Extracted entries:
________________
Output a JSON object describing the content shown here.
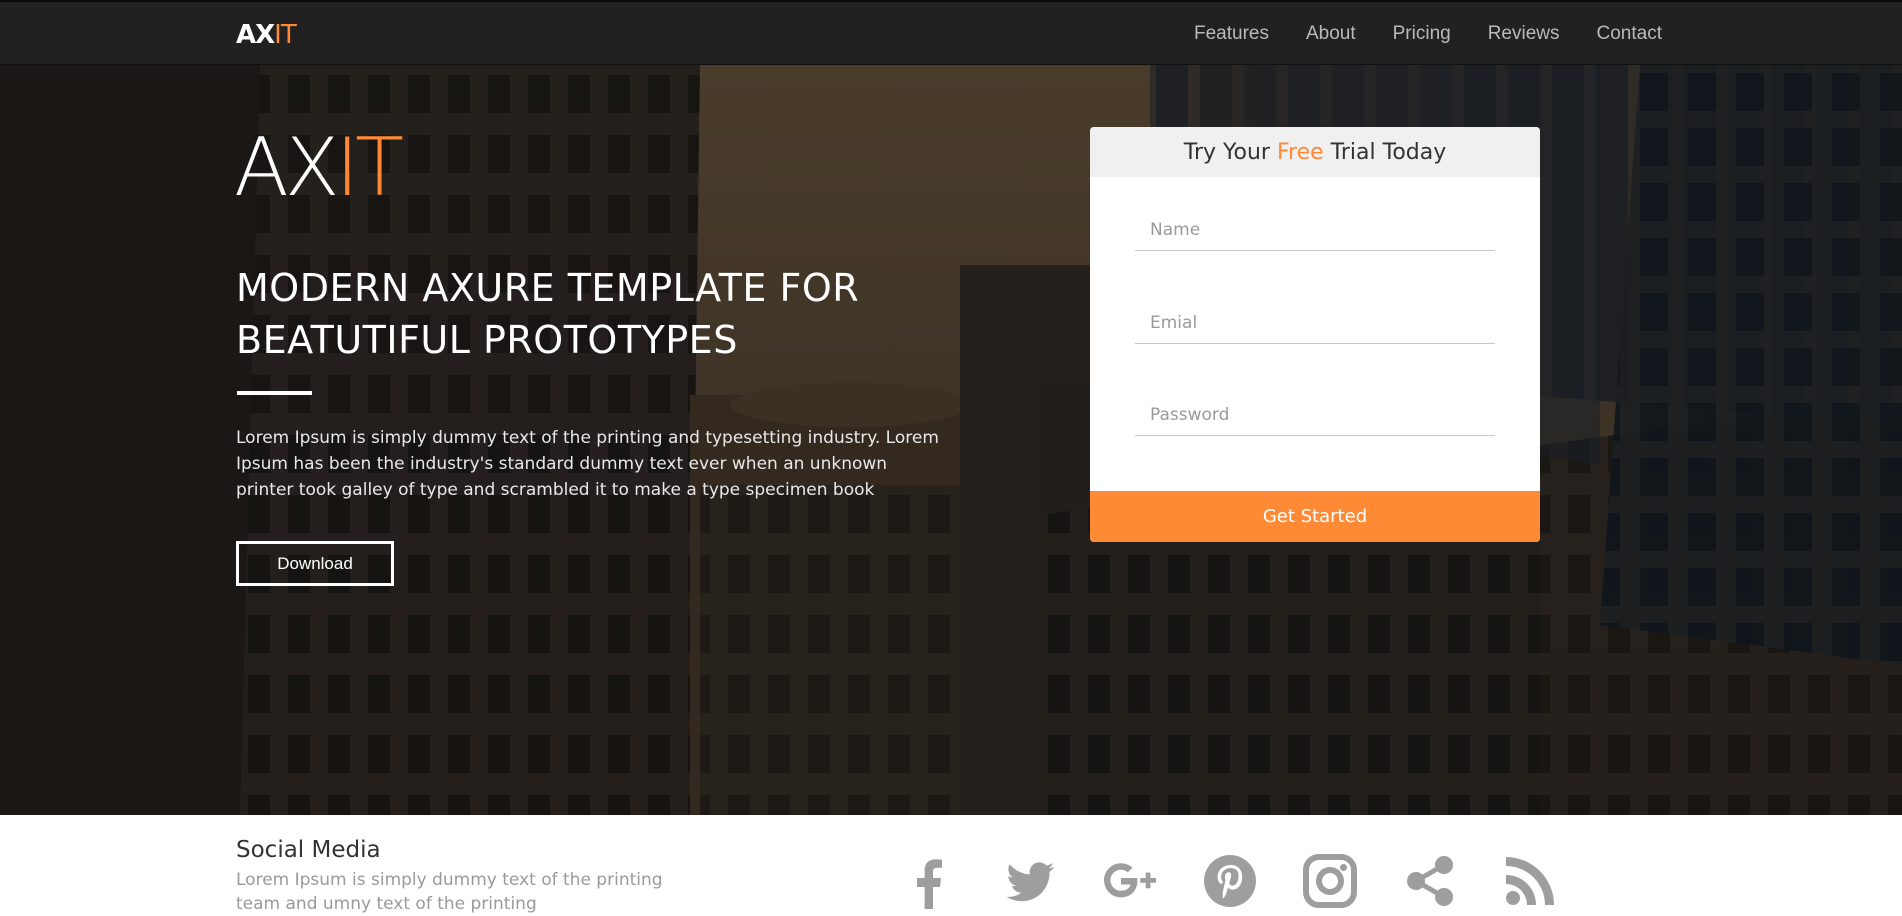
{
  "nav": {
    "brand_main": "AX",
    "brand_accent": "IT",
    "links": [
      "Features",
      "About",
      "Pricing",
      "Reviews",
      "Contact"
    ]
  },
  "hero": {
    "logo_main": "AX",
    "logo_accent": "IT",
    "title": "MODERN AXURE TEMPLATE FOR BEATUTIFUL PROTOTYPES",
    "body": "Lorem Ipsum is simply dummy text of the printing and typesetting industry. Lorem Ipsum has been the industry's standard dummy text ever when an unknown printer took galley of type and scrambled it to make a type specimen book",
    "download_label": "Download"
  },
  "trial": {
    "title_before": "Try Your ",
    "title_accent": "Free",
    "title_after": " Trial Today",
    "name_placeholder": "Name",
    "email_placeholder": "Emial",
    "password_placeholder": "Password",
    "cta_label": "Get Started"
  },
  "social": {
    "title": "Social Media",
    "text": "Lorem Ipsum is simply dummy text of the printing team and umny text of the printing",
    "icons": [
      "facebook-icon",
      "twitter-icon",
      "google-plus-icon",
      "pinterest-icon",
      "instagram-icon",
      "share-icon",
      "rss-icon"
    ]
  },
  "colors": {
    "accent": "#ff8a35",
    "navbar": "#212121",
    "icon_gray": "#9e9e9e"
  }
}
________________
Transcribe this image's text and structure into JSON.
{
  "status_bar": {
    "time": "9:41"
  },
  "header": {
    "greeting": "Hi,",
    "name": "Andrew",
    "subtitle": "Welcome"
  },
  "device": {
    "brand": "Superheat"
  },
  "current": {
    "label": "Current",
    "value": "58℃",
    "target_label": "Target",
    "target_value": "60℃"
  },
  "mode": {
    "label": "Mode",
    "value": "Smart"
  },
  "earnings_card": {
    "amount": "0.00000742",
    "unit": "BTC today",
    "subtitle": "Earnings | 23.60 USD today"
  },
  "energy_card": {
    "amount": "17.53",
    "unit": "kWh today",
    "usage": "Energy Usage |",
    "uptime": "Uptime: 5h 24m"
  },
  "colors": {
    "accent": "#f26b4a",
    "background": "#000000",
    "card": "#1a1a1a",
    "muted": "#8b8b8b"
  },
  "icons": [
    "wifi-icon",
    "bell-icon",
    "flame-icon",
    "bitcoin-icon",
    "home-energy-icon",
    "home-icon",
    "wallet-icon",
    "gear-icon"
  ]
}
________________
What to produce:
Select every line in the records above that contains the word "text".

Result below:
    "body": "Lorem Ipsum is simply dummy text of the printing and typesetting industry. Lorem Ipsum has been the industry's standard dummy text ever when an unknown printer took galley of type and scrambled it to make a type specimen book",
    "text": "Lorem Ipsum is simply dummy text of the printing team and umny text of the printing",
Transcribe this image's text and structure into JSON.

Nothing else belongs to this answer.